Covid-19 is having a major impact, with both personal and economic impact pretty much globally now. Businesses are mostly suffering, as they deal with the changes taking place as introduced by governments fighting the magnitude of the pandemic. Some businesses have benefited, but the overall picture is not great.
Either way, most businesses have pretty much come around to tossing their 2020 plans out the window as they quickly work out how to adjust to the situation they are facing.
What will this mean for marketing?
• Budget changes
• Consumer attitude and behaviour changes
• Purchase behaviour and channel changes
• Tech, social and media consumption shifts
1. Budget changes
We recently asked some marketers what they thought would happen to their 2020 budget as a result of Covid-19. The vast majority said that they believed the whole year would be impacted….not just Q1 and Q2, then back to normal spend/activity.
In fact when you consider the next few points you’ll realise that it’s highly likely the last thing you should be thinking of is resuming marketing activities as if nothing has changed.
I saw recently that Singapore Changi Airport has made the decision to close Terminal 2 due to low demand now and low likely demand for a while to come. But in addition, another smart thing they are doing is making the decision to bring forward renovations to make T2 fit for the future when capacity will return.
So they are thinking smart about minimising current impact and shifting to best manage the future. From a marketing perspective, this is managing marketing complexity to maximise value. To really step back and look at how best to move forward with whatever immediate budget you have for 2020 and likely 2021 budget, too.
2. Consumer attitude and behaviour changes
There’s a lot of change going on affecting consumer attitude and behaviour, as the way your consumers go about living is taking some significant shifts, due to governmental decisions taken, so we are being forced to change habits. Whether it be social distancing, partial or full lockdown, the impact on how we work, communicate/interact with colleagues, communicate/interact with family and friends, it means a lot has all changed.
Also, living with Covid-19 in our midst has raised fear levels and with that risk aversion to previously socially accepted behaviour like crowds/groups in recreation, retail, f&b, hospitality and travel situations.
This caution will extend beyond when our respective countries open borders and restrictions are removed. There is no vaccination available as yet so consumers will still feel threatened as some governments talk about Covid-19 being around for some time to come.
3. Purchase behaviour and channel changes With most retail malls and stores being closed, beyond those outlets deemed ‘essential’, coupled with having to largely stay at home, consumers will be increasingly engaging with their favourite brands online at e-commerce stores.
How available is your brand in this channel?
If you are an fmcg/cpg brand, then as long as manufacturing and logistics are working well for your brand, you should still be available at food stores, but will this be enough? Many consumers will start looking more to e-commerce stores, as they avoid going to food stores where there is an increased risk of infection.

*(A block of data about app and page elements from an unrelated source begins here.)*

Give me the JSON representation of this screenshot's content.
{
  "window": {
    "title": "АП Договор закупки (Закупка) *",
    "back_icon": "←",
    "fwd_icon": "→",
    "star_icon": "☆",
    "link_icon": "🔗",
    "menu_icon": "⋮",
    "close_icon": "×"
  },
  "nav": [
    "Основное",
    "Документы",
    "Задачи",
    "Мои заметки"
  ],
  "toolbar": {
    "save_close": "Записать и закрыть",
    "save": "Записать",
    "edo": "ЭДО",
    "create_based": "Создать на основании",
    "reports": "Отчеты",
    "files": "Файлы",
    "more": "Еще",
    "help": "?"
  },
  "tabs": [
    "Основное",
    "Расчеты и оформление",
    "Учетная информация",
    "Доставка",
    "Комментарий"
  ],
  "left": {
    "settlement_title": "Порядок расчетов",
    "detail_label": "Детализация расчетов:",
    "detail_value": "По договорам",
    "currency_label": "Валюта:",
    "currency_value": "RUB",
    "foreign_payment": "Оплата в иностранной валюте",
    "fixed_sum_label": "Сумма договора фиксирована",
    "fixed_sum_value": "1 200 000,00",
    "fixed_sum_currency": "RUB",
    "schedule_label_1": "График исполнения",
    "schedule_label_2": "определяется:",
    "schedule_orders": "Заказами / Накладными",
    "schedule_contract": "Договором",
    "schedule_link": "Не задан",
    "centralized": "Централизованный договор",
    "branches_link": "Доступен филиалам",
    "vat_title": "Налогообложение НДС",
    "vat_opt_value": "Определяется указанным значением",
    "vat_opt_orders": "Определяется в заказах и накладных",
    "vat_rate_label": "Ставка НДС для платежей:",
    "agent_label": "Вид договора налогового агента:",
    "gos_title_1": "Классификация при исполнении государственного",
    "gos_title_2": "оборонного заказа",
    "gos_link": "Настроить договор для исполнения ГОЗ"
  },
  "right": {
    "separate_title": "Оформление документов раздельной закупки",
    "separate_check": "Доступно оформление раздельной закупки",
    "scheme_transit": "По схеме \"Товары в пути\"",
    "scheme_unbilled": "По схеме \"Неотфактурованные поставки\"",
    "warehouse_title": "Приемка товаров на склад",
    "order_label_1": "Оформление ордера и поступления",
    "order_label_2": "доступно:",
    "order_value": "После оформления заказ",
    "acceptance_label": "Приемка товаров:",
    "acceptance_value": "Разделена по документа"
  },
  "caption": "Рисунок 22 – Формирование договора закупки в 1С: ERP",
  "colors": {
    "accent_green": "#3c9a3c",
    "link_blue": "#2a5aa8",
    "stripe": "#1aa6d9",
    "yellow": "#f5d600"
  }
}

How well set up is your brand with e-commerce stores and how does your brand present itself compared to competitors? If not that well, there is a brand switch possibility away from you. Also, you can’t now rely on the ‘consumer auto pilot’ where they go to the same branded store or the same shelf point in a supermarket to buy their ‘usual’ brand.
Is your brand category considered ‘non-essential’ and manufacturing has ceased? How quickly will you get your brand available to consumers again and which channel is fastest?
4. Tech, social and media consumption shifts
Consumers have been investigating new tech and social media platforms to help them keep better connected while they are increasingly stuck at home. Personally, I’ve never heard so many questions like ‘What’s zoom like as I want to get all my family on to the same call/video session?’ Or, ‘Have you tried Tik Tok, what do you think?’
Also, internet traffic is way up, especially during the day due to a combination of working from home, social media use and streaming more during the day as consumers are confined to their homes. Netflix has reduced their streaming service to standard definition in many markets around the world to help manage available band width so essential services/systems can operate unhindered.
Media consumption has moved very much in-home with OOH obviously suffering. There’s even been a resurgence in terrestrial TV consumption reported in many markets as people are glued to TV screens as well as devices for news updates and entertainment.
So with changes in media consumption habits you need to consider where your brand needs to be, and when, to reach your consumers and what will happen after ‘lockdown’ exit? What will be the ‘new normal’?
Final thoughts on navigating the Covid-19 shift
There’s so much we don’t know as marketers about what the impact of Covid-19 will be and over how long we’re going to need to bend and adjust brand plans and actions. You’ll need to protect against negative impacts, but move quickly to recognise and be ready for necessary changes, to meet business and consumer needs as they evolve in a way that was not on your original horizon for your brand.
In the meantime please stay safe and healthy everyone!
This article was originally published on 20 April 2020 at https://www.trinityp3.com/2020/04/covid-19-will-it-change-marketing/